As a community, Cordova appears to have suffered the greatest disruption for the longest time and gained the least. Before 1989 it was already a conflict-ridden town; the oil spill may just have offered a new arena for traditional hostilities and exacerbated some of the old problems. But this may also be a misreading of the evidence because more data have been gathered - and made available - on Cordova than on other towns (Picou et al. 1992; Dyer, Gill, and Picou 1992; Reynolds 1993).

Nevertheless, the sources of dispute in Cordova were many: they included the fishermen's willingness or unwillingness to help; inequities of hire by Exxon and Veco; closure of the fishing season; a sudden decline in the number and price of chum salmon, from 40 cents a pound in 1990 to 12 in 1991; decline of fish permit values; the suicide of Cordova's Mayor (Enge 1993); protracted litigation; the fishermen's boycott of oil tankers in August 1993; and the announcement, in September 1993, that 74 of the boycotting boats might face fines from the Coast Guard.
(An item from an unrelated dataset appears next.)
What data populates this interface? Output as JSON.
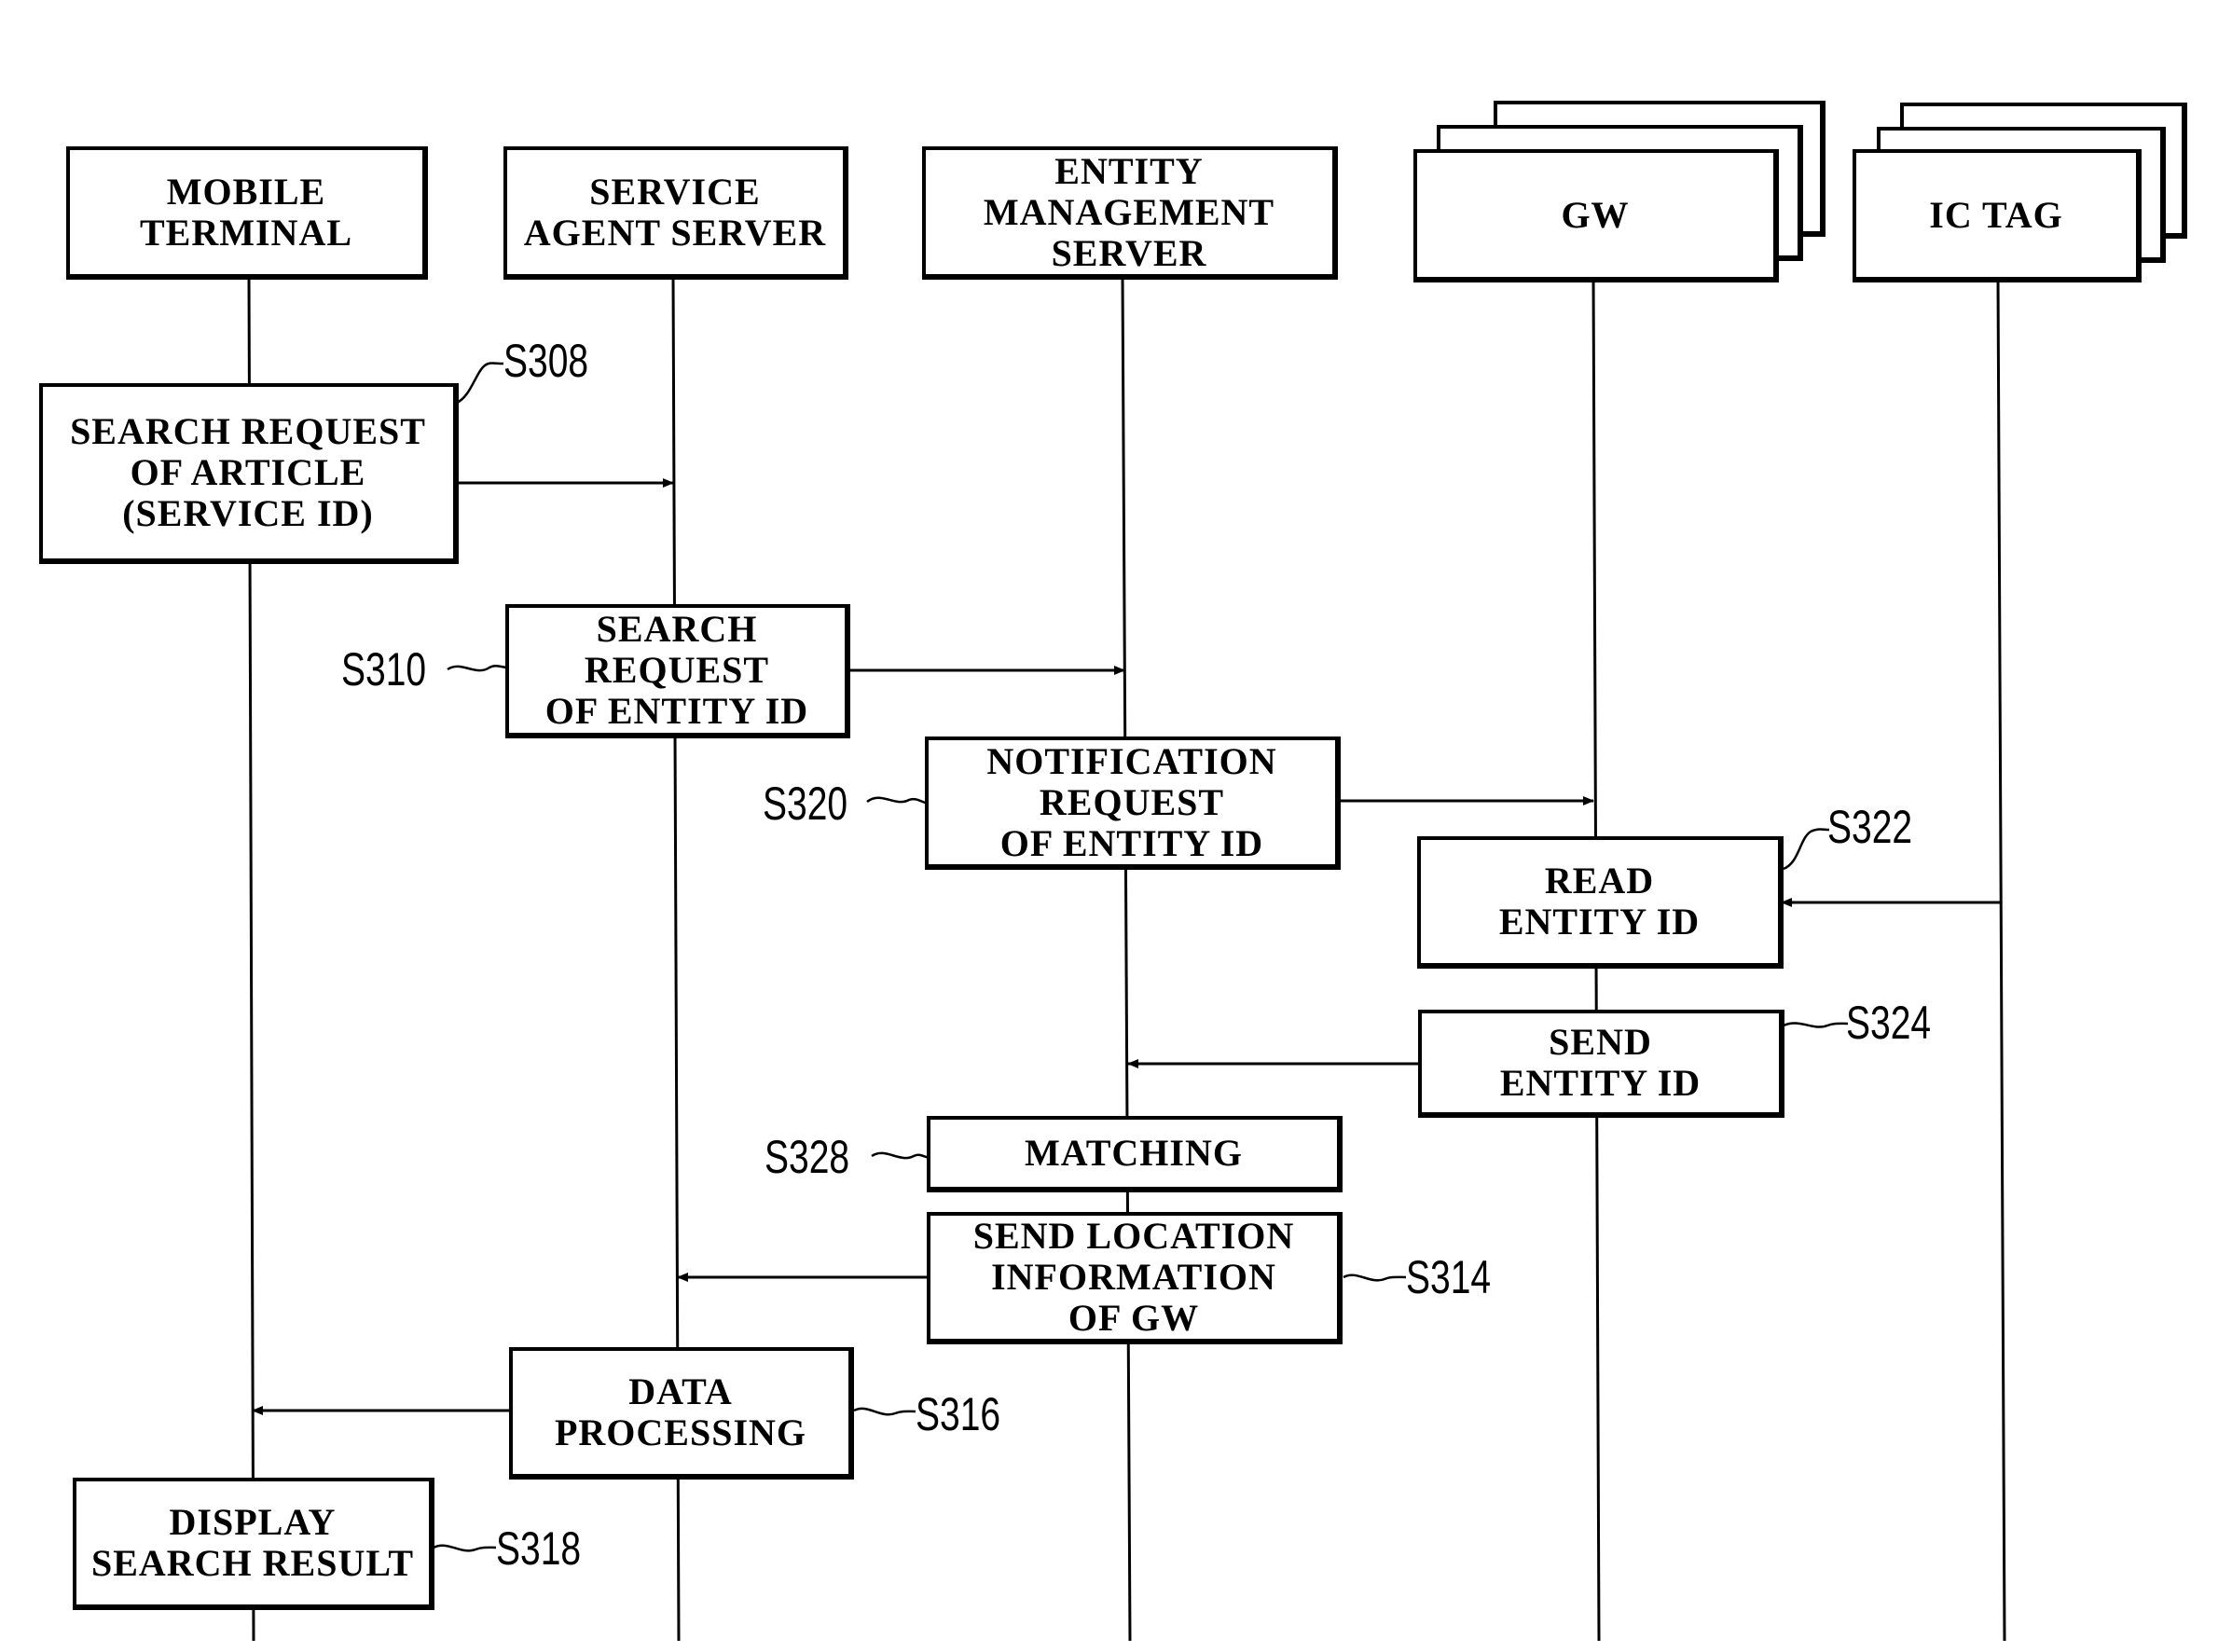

Clearly, during 1993, the fishermen from Cordova had not recovered. For many, as reported by Reynolds (1993), "the 1989 oil spill was still an unfolding disaster. Spillrelated problems, fears, and conflicts were widespread." And they still are.

Conditions were different in Valdez. Here, the community was inundated by people, goods, guards, media, and traffic. The oil industry had long been a mainstay of the community and most people had benefited directly or indirectly from the presence of the Alaska pipeline terminus. As the clean-up progressed, there was a massive convergence of people and materials on Valdez. Everyone who wanted to work, could. New bed and breakfast accommodations were opened. People rented their extra bedrooms; some even rented their whole houses and left the state. But, as the population climbed from 2,500 to 10,000, the strain was too much, even for a town that claimed to be accustomed to similar fluctuations. Local residents found they had to forego eating out in restaurants, baby sitters, visiting friends, and going to baseball games. Even the traditional Gold Rush Day celebrations were cancelled in 1989. By July 1990, local people were out of patience with the oil spill and its aftermath; the town had the exhausted feeling that comes with being in a war zone (Robbing, E. 1993).

Seward, like Valdez, was accustomed to increased traffic brought by seasonal tourism, but to nothing like that experienced during the summer of 1989. Unlike some other communities, people in Seward took control of the situation before oil actually approached the area (US DOI 1993a, 1993b).

Of all the impacts on Alaskan towns the uproar in Kodiak is perhaps the most thoroughly documented (Impact Assessment Inc. 1990; US DOI 1993a, 1993b; see, especially, Endter-Wada et al. 1993). Kodiak processes the third-largest volume of fish of any port in North America, and, although little oil reached the town, extensive disruption did.

In summary, the impacts of Exxon Valdez on the communities of southern Alaska varied greatly. Towns and villages experienced different levels of threat; different volumes of oil, and different degrees of contamination; different amounts of access to money and other clean-up benefits; and differences in the quantity and quality of research that was accomplished.